### Try it
Every line of the entries below that carries the string "cosα" should be copied.

─── Information given

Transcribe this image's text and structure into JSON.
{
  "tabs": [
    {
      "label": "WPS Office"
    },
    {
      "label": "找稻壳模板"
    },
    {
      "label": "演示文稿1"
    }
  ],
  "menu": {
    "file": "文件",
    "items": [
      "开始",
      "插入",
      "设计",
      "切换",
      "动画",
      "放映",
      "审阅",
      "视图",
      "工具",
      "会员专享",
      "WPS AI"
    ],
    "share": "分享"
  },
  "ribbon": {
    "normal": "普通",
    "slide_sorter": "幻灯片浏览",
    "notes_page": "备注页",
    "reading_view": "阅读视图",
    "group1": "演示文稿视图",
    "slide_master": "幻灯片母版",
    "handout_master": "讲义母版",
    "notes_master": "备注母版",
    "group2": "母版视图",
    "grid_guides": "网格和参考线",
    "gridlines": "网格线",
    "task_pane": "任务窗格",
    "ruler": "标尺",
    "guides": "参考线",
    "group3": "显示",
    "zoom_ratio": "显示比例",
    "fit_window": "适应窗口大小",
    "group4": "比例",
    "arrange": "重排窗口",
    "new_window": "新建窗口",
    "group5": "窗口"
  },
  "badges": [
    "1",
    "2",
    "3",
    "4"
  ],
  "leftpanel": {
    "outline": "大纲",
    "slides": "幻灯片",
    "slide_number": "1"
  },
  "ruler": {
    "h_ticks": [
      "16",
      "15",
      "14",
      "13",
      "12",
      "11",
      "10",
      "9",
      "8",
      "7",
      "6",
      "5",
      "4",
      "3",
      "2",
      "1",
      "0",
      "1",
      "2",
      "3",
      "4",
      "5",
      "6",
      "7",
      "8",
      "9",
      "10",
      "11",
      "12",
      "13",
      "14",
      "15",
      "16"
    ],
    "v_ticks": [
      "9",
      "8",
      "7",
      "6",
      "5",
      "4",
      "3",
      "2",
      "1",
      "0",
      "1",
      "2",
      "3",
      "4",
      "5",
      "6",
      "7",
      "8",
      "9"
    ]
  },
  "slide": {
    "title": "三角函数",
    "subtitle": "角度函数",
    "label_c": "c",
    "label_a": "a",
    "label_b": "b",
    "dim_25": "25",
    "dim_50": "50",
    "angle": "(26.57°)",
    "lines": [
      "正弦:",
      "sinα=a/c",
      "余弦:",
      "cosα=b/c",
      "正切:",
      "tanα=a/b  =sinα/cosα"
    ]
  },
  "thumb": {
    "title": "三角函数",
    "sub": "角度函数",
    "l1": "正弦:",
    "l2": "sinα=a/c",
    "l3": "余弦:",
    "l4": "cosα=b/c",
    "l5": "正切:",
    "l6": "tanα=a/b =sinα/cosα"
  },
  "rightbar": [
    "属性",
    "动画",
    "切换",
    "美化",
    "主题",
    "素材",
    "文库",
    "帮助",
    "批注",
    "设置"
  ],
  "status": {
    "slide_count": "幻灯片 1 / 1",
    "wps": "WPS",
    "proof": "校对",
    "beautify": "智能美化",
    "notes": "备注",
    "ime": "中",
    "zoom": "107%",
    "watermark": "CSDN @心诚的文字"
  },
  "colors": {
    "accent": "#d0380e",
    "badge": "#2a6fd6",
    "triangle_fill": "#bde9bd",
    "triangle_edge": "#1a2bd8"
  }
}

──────

### Result of the task
      "cosα=b/c",
      "tanα=a/b  =sinα/cosα"
    "l4": "cosα=b/c",
    "l6": "tanα=a/b =sinα/cosα"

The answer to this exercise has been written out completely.